"Santee Cooper's ability to achieve our 2020 goal in 2018 shows the strength of the energy efficiency programs we have developed over the years," said Jim Brogdon, interim president and CEO. "Our conservation and energy efficiency team has worked hard to promote these programs with our customers, with significant results in energy and cost savings."
When it was introduced, Reduce The Use was a first-of-its-kind energy efficiency approach in South Carolina. Santee Cooper has been the state's leader in both energy efficiency and renewable energy programs, providing renewable Green Power to meet customer needs since 2001.
Santee Cooper will continue helping customers Reduce The Use for the next two years, while also establishing a new 2030 plan with additional energy-efficiency and beneficial-electrification programs.
Santee Cooper extended and expanded programs in 2018 that drive economic development efforts across South Carolina.
In June, the Board of Directors approved the extension of the utility's Economic Development Revolving Loan Program through Dec. 31, 2020. Santee Cooper's economic development loan program was established in 2012 and offers loans of $500,000 to $5 million to local governments and nonprofit economic development organizations served by Santee Cooper or the state's electric cooperatives. The loans can be used for land acquisition, infrastructure improvements or buildings, and the loan program allows the localities and nonprofit economic development organizations to better compete for new or expanded industrial or commercial development.
"Santee Cooper has a responsibility to promote economic development and throughout our history, we've been a leader in offering initiatives that attract major industries," said Pamela Williams, Santee Cooper's vice president of corporate services. "By providing financing for critical land, speculative buildings and infrastructure, we are helping South Carolina successfully compete for advanced manufacturing and the good jobs that come with it."
Santee Cooper has loaned localities, electric cooperatives and other nonprofit economic development organizations more than $91 million for economic development to 29 entities. Projects helped include:
Then in December, Santee Cooper's Board approved an extension through 2020 of the utility's successful site readiness grant programs for electric cooperatives, other wholesale customers and direct retail customers. The Board also approved a new closing fund for its municipal wholesale and direct retail customers.

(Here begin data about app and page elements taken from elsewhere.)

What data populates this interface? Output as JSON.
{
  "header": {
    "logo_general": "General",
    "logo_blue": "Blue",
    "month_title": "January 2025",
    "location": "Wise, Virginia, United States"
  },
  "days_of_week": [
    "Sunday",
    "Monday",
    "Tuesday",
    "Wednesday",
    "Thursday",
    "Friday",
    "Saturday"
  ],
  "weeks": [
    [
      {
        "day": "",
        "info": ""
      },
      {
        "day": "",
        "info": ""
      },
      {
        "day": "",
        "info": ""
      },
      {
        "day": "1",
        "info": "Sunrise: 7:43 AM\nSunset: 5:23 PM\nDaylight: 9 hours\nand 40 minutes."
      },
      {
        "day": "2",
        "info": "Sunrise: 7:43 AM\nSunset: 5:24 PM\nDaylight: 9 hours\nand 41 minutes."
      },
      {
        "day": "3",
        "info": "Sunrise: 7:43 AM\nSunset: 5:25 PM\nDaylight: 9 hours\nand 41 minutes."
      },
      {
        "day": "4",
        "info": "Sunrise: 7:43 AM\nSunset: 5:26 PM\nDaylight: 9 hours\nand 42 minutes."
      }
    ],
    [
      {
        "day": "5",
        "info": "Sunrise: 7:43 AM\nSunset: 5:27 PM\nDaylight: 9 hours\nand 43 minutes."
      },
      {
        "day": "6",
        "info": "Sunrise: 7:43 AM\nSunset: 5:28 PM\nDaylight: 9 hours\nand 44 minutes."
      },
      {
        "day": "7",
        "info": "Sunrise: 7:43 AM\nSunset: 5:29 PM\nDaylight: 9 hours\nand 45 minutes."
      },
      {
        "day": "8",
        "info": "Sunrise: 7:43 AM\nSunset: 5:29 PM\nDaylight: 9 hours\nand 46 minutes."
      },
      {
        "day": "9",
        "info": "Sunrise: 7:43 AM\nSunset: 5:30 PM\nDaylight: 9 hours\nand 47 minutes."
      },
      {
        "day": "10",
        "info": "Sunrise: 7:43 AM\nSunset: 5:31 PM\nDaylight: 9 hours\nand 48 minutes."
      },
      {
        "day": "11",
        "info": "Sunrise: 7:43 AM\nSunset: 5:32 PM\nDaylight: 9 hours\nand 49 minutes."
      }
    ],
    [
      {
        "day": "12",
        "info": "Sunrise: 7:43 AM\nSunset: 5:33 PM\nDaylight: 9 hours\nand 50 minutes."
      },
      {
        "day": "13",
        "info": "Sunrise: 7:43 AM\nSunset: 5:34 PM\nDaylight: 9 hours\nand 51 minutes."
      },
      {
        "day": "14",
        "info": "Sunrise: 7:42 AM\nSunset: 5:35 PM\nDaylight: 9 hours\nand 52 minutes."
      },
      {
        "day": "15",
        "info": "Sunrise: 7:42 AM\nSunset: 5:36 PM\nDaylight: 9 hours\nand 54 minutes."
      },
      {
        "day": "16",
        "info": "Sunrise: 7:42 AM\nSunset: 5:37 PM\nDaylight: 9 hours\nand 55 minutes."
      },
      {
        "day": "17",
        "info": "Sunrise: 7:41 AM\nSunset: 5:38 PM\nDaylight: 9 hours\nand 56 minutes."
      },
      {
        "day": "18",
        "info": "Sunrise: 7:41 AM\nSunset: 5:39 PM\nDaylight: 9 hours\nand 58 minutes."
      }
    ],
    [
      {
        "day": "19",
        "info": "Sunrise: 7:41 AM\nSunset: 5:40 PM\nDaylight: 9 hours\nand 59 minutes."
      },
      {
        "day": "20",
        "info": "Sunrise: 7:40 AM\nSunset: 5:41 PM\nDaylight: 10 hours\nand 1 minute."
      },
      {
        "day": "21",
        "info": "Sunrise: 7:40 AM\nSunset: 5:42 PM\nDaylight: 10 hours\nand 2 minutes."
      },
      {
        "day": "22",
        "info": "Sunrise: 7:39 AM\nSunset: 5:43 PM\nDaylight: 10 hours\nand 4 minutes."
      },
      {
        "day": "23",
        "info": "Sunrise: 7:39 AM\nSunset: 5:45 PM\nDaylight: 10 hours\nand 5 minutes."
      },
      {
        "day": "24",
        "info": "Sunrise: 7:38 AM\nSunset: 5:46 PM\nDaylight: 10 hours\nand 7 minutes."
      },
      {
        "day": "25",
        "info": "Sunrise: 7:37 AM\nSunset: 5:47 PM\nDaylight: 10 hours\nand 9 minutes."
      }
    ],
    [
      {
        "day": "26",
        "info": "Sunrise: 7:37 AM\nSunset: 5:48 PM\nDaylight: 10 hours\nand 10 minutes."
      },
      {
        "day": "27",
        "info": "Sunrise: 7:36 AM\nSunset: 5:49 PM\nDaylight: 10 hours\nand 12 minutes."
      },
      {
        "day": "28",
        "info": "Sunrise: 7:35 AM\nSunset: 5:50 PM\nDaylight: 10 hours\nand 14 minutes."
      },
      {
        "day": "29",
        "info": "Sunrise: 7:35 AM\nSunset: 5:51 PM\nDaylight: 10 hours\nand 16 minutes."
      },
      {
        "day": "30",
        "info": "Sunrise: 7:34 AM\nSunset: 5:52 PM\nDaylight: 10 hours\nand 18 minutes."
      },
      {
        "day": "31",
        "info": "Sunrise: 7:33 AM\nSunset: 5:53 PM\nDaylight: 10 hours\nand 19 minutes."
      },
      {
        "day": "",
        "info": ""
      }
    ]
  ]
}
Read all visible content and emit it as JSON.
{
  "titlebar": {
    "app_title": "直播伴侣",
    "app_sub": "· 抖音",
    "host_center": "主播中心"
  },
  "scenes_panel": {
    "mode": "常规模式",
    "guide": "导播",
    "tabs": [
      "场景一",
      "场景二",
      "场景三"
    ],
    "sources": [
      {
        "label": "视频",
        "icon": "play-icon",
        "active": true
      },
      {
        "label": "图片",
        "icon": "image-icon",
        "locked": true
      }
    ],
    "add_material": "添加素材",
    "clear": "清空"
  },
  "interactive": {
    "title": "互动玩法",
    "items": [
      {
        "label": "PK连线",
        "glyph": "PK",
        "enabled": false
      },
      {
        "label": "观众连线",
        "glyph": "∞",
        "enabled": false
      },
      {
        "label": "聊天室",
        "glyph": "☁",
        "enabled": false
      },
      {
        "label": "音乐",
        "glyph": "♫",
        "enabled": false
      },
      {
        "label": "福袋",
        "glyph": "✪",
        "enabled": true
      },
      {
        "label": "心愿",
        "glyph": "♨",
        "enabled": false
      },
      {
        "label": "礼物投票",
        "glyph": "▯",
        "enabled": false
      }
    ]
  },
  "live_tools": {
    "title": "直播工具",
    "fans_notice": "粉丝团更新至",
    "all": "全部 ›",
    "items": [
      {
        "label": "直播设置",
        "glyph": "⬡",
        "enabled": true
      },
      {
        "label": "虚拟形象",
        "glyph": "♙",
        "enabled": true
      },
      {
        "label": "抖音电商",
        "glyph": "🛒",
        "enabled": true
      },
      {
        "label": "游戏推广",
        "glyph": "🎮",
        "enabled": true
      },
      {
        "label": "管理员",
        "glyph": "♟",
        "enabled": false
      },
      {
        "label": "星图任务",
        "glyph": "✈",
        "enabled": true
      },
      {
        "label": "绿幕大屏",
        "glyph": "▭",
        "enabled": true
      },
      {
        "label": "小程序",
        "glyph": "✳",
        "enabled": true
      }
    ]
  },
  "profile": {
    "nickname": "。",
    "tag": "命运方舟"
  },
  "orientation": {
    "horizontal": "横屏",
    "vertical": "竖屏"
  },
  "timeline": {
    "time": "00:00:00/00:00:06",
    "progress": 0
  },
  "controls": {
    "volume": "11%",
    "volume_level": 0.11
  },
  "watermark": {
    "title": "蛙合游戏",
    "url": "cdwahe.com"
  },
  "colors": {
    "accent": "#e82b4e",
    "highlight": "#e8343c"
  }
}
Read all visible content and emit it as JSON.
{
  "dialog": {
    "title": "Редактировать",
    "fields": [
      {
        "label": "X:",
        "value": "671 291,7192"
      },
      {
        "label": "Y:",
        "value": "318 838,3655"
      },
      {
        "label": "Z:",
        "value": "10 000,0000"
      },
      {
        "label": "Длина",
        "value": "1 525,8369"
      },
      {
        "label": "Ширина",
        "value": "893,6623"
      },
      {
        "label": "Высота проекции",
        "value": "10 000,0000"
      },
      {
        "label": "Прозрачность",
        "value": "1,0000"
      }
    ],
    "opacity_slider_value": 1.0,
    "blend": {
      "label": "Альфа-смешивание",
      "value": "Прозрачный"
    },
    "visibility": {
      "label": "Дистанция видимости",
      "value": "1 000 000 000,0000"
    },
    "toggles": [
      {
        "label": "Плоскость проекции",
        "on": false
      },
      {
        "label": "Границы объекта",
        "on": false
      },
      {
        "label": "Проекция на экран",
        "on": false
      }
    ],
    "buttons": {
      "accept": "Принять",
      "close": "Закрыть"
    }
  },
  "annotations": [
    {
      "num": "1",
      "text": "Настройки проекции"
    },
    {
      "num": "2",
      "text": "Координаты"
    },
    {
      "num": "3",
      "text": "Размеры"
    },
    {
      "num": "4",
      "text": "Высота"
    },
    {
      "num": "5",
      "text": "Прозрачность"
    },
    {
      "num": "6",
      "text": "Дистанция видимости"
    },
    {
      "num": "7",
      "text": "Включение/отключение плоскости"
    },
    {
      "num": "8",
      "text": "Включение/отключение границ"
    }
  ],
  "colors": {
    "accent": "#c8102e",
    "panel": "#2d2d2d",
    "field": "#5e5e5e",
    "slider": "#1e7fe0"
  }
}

Working with the South Carolina Power Team, Santee Cooper established the site readiness grant program funds in 2014 to help produce market-ready sites that would increase South Carolina's ability to recruit and retain industry. Since 2014, the wholesale grant funds have supported projects with capital investment totaling $565.8 million and 2,290 jobs.
A combined $8.5 million a year in grants will be available to eligible projects through the Power Team Site Readiness Fund (which will be funded in part by the electric cooperatives), the Municipal Site Readiness Fund and the new closing fund for Santee Cooper's retail & wholesale municipal service customers. The site readiness grants are available to help acquire or improve industrial buildings, sites and other economic development assets. The closing fund is modeled after a similar grant program available in electric cooperative territory and would allow projects to seek funding in Santee Cooper's direct retail or wholesale municipal service territory.
Santee Cooper's site readiness grants are supported by the South Carolina Department of Commerce and the South Carolina Power Team and complement those organizations' statewide economic development efforts as well.
"These grant programs have a very successful track record in attracting new capital investment and creating jobs," Williams said. "We are pleased to extend these site readiness programs, and to introduce the new program."